“Well, uh, I had to make copies of the notes for the other people at the publishing company, and then I had to find out where you lived, which was quite a wonderful experience, and then I called the wrong number, because as it turns out there’s another Betty Eadie in Burien, but she gave me your number, and then, right away, I called you. I promise.”

“I see.”

I explained again about the passion and great desire to be of help.

Still not sounding pleased, she said, “I just signed with another publisher.”

The world stopped. Dumbfounded, I found my voice and asked her who it was.

She gave me the name, and I became more dumbfounded. It was, remarkably—no, impossibly—the same man who had rejected my novel after paying for it. Of all the publishers in the world, why him? He had already admitted to making one mistake; could I possibly get him to make another and let me publish the book? I told Betty Eadie that I knew the man and would give him a call immediately.
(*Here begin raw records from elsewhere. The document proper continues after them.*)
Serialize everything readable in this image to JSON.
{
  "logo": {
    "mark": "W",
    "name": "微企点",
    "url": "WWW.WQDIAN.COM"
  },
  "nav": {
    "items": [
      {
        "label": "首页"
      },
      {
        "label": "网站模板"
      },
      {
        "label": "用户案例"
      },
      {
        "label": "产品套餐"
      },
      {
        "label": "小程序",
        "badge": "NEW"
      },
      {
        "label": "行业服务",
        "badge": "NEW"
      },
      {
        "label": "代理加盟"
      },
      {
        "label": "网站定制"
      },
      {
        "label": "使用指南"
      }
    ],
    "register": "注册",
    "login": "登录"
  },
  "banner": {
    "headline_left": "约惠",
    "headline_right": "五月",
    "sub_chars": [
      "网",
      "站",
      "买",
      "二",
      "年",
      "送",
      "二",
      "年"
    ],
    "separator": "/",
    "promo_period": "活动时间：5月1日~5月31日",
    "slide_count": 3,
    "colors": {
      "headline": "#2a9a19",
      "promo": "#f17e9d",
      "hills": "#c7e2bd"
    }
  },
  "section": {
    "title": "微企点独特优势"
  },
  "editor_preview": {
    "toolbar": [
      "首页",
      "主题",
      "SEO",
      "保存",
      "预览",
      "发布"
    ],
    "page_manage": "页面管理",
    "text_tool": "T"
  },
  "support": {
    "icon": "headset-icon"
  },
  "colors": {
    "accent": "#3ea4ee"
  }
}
I later learned why Betty was less than pleased. Some time after having her experience, she was told that she was to record it in a book and that a “young man” would call to help her. He would say, “I have a passion to do this work.” She actually heard him say it, so she would know what his voice sounded like in the future.

It turns out that my voice and this other man’s sound somewhat similar.

As with all great deceptions, the counterfeit came first.

I called the deceiver. He wasn’t in but would be back later that day. I got in the car and drove to his office, forty-five miles away.

I waited an hour. It turned out that he had been up my way. Whatever. I wanted answers. Did he have the rights to Betty Eadie’s story? He said he did. Did he want to give them to me? He said he did not. Did he want to sell them? He said he did not. He asked how my other book was going. I said it was doing fine, along with the other twenty or thirty I had published since, but I wanted to talk about Sister Eadie’s project. He said he couldn’t help me. I told him that if I could ever help him—with this book—I would gladly do so. I drove back to the office, where I called Betty and gave her the bad news—the man would not part with the rights.

Then I waited for a very strange three days, wherein I pondered the imponderables of agency and revelation. I still had the passion, but I didn’t have the rights to do anything with it. I tried to distract myself with my other work, which was going fine, but seemed rather run of the mill in comparison.

Three days later a phone call came. The other publisher was on the line. He’d been thinking about it. Would I like to assist in the project after all?

“Yes.” I managed not to yell it.

Very well, he said. (He often said very well, even when things were not very well, especially on my end of things.) Betty had written a short manuscript, which he had planned to incorporate into a selection of near death experiences, but now he was considering creating a separate book out of it, and would I be interested in interviewing her and enlarging the work with more details to make it a full-sized book?

“Yes,” Again in a moderate tone.

He said if I would do that, he would offer me the worldwide rights to the book, except for the LDS rights, which was all he was interested in. I said he didn’t have to do that, that I would work on the book in my spare time and do it for nothing. He said, no, he would prepare a contract which would give me the worldwide rights if I would do everything at my own expense, including flying up to interview her. (A clever man, he was keeping the costs down again—in all conditions. No matter what.) Then he added a caveat: He wanted the book written for Latter-day Saint audiences, which was the market he was most familiar with. I said sure.
I called Betty and told her the good news—I could help her create a book, and we could market it to the world outside the LDS market. I also told my employers: if I could interview her and help write the book at our expense, we would have the greater share of the worldwide rights. They agreed to bear the cost.